**WHAT THE TASK ASKS:** What lines of the data include the string "text"? Copy them all.

START TASK MATERIAL

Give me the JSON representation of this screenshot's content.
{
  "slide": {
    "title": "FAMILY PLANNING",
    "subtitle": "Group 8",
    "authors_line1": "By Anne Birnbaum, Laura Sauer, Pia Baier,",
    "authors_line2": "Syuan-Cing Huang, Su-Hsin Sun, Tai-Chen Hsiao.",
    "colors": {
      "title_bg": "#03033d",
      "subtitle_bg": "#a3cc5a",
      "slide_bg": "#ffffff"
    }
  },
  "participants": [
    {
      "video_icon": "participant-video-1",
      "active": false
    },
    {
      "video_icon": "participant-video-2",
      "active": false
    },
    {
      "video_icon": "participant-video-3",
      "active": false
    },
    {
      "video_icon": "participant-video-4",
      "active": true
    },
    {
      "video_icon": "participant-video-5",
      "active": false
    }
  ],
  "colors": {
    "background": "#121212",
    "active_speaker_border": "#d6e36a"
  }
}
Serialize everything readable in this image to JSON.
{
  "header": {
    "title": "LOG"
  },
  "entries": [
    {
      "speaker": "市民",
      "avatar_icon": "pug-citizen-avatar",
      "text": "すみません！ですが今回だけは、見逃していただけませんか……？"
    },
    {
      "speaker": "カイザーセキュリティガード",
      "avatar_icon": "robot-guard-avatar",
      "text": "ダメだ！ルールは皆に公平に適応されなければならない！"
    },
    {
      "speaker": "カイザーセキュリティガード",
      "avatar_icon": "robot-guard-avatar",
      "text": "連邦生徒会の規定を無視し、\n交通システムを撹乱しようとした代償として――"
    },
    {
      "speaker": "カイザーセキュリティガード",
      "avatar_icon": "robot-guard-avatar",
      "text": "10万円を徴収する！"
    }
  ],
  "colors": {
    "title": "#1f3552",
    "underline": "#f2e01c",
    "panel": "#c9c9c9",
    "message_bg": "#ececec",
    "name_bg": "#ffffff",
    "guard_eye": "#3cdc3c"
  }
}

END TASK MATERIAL

**SOLUTION TO THE EXERCISE:**
      "text": "すみません！ですが今回だけは、見逃していただけませんか……？"
      "text": "ダメだ！ルールは皆に公平に適応されなければならない！"
      "text": "連邦生徒会の規定を無視し、\n交通システムを撹乱しようとした代償として――"
      "text": "10万円を徴収する！"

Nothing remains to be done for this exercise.